Pedro the Lion, “Havasu”
Back in January, Northwest indie rock dignitary David Bazan released without warning chapter two of a planned five-album project exploring his past through various childhood hometowns. If anyone can keep such a granular self-reflective saga compelling for five whole albums it’s Bazan and “Havasu” picks up where he left off after reviving the Pedro mantle for 2019’s mighty “Phoenix” LP.
Sea Lemon, “Close Up” EP
In one of the strongest debuts of the year, singer-songwriter Natalie Lew’s glimmering, jangling dream-pop hits like a summer breeze here to chase the Juneuary gray away. One spin and the infectiously sparkling “Sunday” will be running through your head all week.
Small Paul, “Strangeland” EP
This month the new band from local fixtures in the Moondoggies, Chris King & the Gutterballs and All Star Opera cracked open its first EP, teeming with the sort of countrified ’70s rock the first two acts hang their hats on. King and lead ‘doggy Kevin Murphy share vocal duties across four tracks that shimmer like a mirage across a dusty Eastern Washington landscape.
Tres Leches, “Fósil”
The local post-punk faves return on their anticipated sophomore album to rail against low-paying promoters and the commodification of art (“Two Fifty”), and Seattle police union boss Mike Solan on the biting defund anthem “Cop Out.” In its less confrontational moments, the twirling psychedelia of “Tiempo” and “Nieve” show the songwriting strides multi-instrumentalists Alaia D’Alessandro and Ulises Mariscal have made since 2019’s well-received “Amorfo.”
UMI, “Forest in the City”
This rising R&B star has been simmering for years after a number of impressive EPs and singles, not to mention a soul-cleansing Capitol Hill Block Party set in 2019. The Seattle-reared, L.A.-based singer (the niece of Seattle gospel-blues force Lady A) delivered her neo-soul inflected first full-length this spring, kicking off her tour back home with a sold-out, two-night blowout at Neumos.
Vic Daggs II, “Eye of the Storm” EP
The Kent rapper announced himself with this well-honed, six-song debut, teaming up with ace Seattle producer Elan Wright.

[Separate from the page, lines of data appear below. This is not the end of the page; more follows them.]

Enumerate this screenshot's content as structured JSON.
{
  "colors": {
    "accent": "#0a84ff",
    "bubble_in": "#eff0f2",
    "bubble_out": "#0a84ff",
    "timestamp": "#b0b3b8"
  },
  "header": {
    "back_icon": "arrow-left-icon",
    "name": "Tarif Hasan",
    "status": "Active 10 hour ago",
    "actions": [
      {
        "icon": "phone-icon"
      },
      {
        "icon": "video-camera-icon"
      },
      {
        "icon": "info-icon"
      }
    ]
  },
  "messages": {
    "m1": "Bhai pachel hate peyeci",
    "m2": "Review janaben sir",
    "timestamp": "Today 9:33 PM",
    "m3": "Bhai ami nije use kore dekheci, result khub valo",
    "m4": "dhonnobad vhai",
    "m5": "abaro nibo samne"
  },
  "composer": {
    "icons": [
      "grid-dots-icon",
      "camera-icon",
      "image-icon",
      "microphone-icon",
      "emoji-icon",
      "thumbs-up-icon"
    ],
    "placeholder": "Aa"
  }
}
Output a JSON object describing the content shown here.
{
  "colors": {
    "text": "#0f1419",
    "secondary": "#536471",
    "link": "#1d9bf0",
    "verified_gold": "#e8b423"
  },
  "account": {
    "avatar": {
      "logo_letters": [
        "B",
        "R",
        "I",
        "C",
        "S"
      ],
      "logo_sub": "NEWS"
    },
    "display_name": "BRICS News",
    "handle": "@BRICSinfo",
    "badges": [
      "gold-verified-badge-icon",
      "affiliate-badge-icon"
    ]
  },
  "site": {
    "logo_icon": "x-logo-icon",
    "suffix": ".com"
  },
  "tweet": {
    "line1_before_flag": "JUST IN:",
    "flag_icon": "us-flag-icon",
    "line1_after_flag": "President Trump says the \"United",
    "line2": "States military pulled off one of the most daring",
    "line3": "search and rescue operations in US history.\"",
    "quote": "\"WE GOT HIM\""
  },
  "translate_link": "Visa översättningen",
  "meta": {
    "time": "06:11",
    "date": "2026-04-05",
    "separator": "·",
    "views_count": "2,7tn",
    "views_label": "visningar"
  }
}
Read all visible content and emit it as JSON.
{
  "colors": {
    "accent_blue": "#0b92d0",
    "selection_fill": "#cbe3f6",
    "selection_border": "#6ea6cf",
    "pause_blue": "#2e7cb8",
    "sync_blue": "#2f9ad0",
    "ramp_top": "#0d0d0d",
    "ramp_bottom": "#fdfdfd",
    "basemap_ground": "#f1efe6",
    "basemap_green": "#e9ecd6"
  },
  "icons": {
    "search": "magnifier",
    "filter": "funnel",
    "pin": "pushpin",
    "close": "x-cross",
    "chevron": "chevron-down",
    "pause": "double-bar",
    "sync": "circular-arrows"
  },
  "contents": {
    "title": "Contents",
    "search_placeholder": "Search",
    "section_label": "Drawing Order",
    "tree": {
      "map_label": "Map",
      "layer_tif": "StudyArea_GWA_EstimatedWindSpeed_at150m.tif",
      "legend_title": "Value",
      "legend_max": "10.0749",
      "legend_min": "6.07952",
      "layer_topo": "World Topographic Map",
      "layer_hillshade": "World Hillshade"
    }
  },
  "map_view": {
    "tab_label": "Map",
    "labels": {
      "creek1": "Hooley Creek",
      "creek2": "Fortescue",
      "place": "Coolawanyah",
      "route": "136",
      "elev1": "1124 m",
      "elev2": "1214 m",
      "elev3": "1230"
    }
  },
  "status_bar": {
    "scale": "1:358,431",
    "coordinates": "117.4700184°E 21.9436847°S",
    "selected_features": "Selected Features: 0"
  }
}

Daggs sounds equally comfortable chopping up hard-hitting beats (“Natural”) as he does slowing it down and getting vulnerable on the half-sung “Ashes.”
Correction: A previous version of this story misstated Jillian Raye’s last name.